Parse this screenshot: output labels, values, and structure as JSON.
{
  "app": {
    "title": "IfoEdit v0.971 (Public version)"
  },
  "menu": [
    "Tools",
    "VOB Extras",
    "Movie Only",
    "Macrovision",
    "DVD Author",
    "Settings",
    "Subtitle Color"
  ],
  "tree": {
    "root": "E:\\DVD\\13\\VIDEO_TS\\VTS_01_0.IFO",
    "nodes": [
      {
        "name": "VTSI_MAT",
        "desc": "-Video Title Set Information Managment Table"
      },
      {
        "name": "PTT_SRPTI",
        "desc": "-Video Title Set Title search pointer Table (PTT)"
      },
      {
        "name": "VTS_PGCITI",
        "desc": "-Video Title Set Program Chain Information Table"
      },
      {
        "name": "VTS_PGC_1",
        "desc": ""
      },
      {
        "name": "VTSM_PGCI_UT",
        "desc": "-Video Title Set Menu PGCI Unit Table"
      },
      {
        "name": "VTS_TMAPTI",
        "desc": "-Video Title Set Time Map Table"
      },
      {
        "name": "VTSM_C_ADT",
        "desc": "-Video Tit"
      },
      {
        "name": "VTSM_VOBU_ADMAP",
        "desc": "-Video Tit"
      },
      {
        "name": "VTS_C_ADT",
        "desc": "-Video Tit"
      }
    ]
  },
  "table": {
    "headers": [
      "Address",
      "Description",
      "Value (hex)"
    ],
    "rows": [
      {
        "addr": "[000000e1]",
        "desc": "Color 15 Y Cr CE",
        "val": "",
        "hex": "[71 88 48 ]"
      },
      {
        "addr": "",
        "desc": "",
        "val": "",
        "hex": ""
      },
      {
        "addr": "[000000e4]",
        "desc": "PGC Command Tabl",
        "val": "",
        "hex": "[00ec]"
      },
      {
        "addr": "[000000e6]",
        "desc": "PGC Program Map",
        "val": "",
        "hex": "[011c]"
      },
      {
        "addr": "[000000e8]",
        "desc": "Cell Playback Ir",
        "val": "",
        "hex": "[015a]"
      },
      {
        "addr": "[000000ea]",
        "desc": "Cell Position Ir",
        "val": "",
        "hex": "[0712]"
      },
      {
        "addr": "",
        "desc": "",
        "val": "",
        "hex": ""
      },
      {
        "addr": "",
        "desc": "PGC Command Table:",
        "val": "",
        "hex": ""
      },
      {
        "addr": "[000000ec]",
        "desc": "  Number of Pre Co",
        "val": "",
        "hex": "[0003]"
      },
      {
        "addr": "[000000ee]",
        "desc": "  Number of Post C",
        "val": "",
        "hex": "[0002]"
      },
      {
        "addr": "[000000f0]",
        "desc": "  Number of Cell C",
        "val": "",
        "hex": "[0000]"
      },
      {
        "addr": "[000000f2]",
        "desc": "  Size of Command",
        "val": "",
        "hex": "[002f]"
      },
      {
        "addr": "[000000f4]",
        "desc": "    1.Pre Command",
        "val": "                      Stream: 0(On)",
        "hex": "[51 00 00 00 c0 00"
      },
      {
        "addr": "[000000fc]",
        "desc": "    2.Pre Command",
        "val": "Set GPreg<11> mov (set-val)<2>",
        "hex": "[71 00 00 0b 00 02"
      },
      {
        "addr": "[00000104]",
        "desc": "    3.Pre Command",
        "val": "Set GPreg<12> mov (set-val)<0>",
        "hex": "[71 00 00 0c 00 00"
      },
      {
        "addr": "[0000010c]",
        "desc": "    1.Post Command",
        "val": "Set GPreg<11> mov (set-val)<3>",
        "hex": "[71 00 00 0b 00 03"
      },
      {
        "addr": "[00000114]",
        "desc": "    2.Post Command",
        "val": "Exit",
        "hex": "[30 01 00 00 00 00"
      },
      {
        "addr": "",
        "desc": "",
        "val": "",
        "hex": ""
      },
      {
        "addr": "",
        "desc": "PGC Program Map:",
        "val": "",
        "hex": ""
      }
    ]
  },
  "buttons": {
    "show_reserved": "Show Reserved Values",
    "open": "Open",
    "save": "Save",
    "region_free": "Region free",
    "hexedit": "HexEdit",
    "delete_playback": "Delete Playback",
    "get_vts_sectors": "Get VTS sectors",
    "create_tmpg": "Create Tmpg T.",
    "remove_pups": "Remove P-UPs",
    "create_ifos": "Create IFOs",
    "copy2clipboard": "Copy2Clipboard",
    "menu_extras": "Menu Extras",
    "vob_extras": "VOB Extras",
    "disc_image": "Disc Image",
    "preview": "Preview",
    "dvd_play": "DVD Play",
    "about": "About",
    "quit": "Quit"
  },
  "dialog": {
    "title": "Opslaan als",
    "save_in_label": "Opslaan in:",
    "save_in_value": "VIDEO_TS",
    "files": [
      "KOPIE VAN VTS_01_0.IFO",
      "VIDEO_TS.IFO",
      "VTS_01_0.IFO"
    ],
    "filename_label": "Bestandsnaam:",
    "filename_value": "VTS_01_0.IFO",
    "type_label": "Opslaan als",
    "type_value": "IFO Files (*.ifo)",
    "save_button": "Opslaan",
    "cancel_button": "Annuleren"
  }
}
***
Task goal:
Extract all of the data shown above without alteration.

Exercise answer:
Parse this screenshot: output labels, values, and structure as JSON.
{
  "app": {
    "title": "IfoEdit v0.971 (Public version)"
  },
  "menu": [
    "Tools",
    "VOB Extras",
    "Movie Only",
    "Macrovision",
    "DVD Author",
    "Settings",
    "Subtitle Color"
  ],
  "tree": {
    "root": "E:\\DVD\\13\\VIDEO_TS\\VTS_01_0.IFO",
    "nodes": [
      {
        "name": "VTSI_MAT",
        "desc": "-Video Title Set Information Managment Table"
      },
      {
        "name": "PTT_SRPTI",
        "desc": "-Video Title Set Title search pointer Table (PTT)"
      },
      {
        "name": "VTS_PGCITI",
        "desc": "-Video Title Set Program Chain Information Table"
      },
      {
        "name": "VTS_PGC_1",
        "desc": ""
      },
      {
        "name": "VTSM_PGCI_UT",
        "desc": "-Video Title Set Menu PGCI Unit Table"
      },
      {
        "name": "VTS_TMAPTI",
        "desc": "-Video Title Set Time Map Table"
      },
      {
        "name": "VTSM_C_ADT",
        "desc": "-Video Tit"
      },
      {
        "name": "VTSM_VOBU_ADMAP",
        "desc": "-Video Tit"
      },
      {
        "name": "VTS_C_ADT",
        "desc": "-Video Tit"
      }
    ]
  },
  "table": {
    "headers": [
      "Address",
      "Description",
      "Value (hex)"
    ],
    "rows": [
      {
        "addr": "[000000e1]",
        "desc": "Color 15 Y Cr CE",
        "val": "",
        "hex": "[71 88 48 ]"
      },
      {
        "addr": "",
        "desc": "",
        "val": "",
        "hex": ""
      },
      {
        "addr": "[000000e4]",
        "desc": "PGC Command Tabl",
        "val": "",
        "hex": "[00ec]"
      },
      {
        "addr": "[000000e6]",
        "desc": "PGC Program Map",
        "val": "",
        "hex": "[011c]"
      },
      {
        "addr": "[000000e8]",
        "desc": "Cell Playback Ir",
        "val": "",
        "hex": "[015a]"
      },
      {
        "addr": "[000000ea]",
        "desc": "Cell Position Ir",
        "val": "",
        "hex": "[0712]"
      },
      {
        "addr": "",
        "desc": "",
        "val": "",
        "hex": ""
      },
      {
        "addr": "",
        "desc": "PGC Command Table:",
        "val": "",
        "hex": ""
      },
      {
        "addr": "[000000ec]",
        "desc": "  Number of Pre Co",
        "val": "",
        "hex": "[0003]"
      },
      {
        "addr": "[000000ee]",
        "desc": "  Number of Post C",
        "val": "",
        "hex": "[0002]"
      },
      {
        "addr": "[000000f0]",
        "desc": "  Number of Cell C",
        "val": "",
        "hex": "[0000]"
      },
      {
        "addr": "[000000f2]",
        "desc": "  Size of Command",
        "val": "",
        "hex": "[002f]"
      },
      {
        "addr": "[000000f4]",
        "desc": "    1.Pre Command",
        "val": "                      Stream: 0(On)",
        "hex": "[51 00 00 00 c0 00"
      },
      {
        "addr": "[000000fc]",
        "desc": "    2.Pre Command",
        "val": "Set GPreg<11> mov (set-val)<2>",
        "hex": "[71 00 00 0b 00 02"
      },
      {
        "addr": "[00000104]",
        "desc": "    3.Pre Command",
        "val": "Set GPreg<12> mov (set-val)<0>",
        "hex": "[71 00 00 0c 00 00"
      },
      {
        "addr": "[0000010c]",
        "desc": "    1.Post Command",
        "val": "Set GPreg<11> mov (set-val)<3>",
        "hex": "[71 00 00 0b 00 03"
      },
      {
        "addr": "[00000114]",
        "desc": "    2.Post Command",
        "val": "Exit",
        "hex": "[30 01 00 00 00 00"
      },
      {
        "addr": "",
        "desc": "",
        "val": "",
        "hex": ""
      },
      {
        "addr": "",
        "desc": "PGC Program Map:",
        "val": "",
        "hex": ""
      }
    ]
  },
  "buttons": {
    "show_reserved": "Show Reserved Values",
    "open": "Open",
    "save": "Save",
    "region_free": "Region free",
    "hexedit": "HexEdit",
    "delete_playback": "Delete Playback",
    "get_vts_sectors": "Get VTS sectors",
    "create_tmpg": "Create Tmpg T.",
    "remove_pups": "Remove P-UPs",
    "create_ifos": "Create IFOs",
    "copy2clipboard": "Copy2Clipboard",
    "menu_extras": "Menu Extras",
    "vob_extras": "VOB Extras",
    "disc_image": "Disc Image",
    "preview": "Preview",
    "dvd_play": "DVD Play",
    "about": "About",
    "quit": "Quit"
  },
  "dialog": {
    "title": "Opslaan als",
    "save_in_label": "Opslaan in:",
    "save_in_value": "VIDEO_TS",
    "files": [
      "KOPIE VAN VTS_01_0.IFO",
      "VIDEO_TS.IFO",
      "VTS_01_0.IFO"
    ],
    "filename_label": "Bestandsnaam:",
    "filename_value": "VTS_01_0.IFO",
    "type_label": "Opslaan als",
    "type_value": "IFO Files (*.ifo)",
    "save_button": "Opslaan",
    "cancel_button": "Annuleren"
  }
}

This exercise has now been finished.